* [SUPPLIED RECORDS]
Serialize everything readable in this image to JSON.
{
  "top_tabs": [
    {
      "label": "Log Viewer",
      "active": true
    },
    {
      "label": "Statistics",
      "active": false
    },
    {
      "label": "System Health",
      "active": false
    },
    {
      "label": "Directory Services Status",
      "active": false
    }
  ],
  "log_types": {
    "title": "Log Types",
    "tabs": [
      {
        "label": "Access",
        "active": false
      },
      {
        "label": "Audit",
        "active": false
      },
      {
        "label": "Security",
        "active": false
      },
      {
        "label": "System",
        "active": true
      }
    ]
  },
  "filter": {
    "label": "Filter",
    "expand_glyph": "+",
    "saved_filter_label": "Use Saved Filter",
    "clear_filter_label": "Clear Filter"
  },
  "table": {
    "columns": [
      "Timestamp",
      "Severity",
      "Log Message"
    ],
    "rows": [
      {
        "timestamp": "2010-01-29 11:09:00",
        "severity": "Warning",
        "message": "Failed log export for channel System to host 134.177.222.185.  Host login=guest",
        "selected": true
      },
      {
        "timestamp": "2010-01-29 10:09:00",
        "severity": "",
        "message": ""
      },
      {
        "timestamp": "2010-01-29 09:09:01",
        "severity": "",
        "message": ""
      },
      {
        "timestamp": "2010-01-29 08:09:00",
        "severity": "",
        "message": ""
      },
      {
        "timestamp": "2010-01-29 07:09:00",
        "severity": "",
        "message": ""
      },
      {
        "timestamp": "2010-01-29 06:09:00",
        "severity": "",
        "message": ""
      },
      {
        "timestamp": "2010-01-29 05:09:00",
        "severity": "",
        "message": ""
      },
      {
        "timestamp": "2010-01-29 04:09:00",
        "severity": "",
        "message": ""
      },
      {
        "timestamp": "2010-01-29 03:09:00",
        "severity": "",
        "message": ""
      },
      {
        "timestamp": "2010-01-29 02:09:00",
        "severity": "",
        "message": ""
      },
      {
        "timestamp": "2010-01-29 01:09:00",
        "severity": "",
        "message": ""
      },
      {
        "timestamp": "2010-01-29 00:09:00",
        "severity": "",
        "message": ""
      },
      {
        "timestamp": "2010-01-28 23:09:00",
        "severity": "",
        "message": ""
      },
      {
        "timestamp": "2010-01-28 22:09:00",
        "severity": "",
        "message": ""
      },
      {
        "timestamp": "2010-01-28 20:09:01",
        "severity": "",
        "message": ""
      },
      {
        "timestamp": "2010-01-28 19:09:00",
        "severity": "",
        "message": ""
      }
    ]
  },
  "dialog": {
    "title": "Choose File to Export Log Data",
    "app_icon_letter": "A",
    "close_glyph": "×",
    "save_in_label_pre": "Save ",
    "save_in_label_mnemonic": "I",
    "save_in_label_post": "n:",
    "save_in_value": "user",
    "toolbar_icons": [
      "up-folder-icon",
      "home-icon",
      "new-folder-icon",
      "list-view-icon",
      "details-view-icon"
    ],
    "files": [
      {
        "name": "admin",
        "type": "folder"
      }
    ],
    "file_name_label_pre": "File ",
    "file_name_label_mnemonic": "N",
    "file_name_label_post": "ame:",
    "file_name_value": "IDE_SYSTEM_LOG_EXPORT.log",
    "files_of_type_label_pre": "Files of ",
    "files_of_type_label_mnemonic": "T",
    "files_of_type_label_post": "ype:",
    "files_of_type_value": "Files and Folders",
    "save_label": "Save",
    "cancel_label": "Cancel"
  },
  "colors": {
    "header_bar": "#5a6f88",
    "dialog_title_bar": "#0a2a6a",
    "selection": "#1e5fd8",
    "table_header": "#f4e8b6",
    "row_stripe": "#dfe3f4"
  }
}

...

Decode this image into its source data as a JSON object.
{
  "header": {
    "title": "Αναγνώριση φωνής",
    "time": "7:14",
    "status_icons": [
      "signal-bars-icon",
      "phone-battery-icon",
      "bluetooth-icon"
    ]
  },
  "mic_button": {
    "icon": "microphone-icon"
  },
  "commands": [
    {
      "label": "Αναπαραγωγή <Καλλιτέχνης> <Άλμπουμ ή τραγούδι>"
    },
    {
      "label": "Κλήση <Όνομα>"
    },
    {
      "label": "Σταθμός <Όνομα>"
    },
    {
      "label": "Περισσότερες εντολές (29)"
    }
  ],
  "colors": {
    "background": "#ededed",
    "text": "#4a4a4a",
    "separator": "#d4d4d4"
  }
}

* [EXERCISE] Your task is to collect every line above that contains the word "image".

* [TASK RESPONSE]
Serialize everything readable in this image to JSON.
Decode this image into its source data as a JSON object.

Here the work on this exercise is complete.